* What this task involves: Pull each line with the string "Saving" from the entries.

-------- Input for this task

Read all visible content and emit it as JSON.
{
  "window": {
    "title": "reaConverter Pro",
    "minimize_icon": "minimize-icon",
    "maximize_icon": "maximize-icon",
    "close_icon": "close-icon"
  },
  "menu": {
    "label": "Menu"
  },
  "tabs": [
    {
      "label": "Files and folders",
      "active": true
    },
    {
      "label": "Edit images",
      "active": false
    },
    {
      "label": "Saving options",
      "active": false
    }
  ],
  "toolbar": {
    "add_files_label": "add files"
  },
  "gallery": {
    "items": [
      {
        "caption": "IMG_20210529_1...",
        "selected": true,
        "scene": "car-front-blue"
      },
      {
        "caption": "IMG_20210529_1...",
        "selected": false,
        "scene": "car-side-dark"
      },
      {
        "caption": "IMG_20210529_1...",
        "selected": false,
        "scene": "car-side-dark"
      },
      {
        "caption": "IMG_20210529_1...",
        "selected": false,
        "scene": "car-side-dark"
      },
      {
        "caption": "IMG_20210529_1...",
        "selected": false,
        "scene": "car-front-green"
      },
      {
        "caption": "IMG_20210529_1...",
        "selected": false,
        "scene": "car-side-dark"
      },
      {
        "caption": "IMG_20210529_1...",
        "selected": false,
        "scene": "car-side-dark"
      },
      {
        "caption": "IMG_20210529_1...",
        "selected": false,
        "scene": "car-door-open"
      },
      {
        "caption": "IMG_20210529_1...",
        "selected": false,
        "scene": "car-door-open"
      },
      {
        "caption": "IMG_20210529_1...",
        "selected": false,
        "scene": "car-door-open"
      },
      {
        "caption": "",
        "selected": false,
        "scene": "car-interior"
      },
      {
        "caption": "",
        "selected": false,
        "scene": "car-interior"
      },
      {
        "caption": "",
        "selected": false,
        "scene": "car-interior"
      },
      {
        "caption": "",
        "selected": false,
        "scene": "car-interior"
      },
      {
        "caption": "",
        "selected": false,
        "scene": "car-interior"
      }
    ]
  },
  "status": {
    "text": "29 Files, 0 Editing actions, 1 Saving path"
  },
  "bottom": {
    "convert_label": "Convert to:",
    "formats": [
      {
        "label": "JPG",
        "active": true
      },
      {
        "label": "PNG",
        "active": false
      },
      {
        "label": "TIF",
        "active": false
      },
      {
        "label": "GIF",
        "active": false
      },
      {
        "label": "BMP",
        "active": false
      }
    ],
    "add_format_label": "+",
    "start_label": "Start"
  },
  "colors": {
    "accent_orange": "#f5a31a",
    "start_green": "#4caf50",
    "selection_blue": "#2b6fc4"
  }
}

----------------

* Task solution:
      "label": "Saving options",
    "text": "29 Files, 0 Editing actions, 1 Saving path"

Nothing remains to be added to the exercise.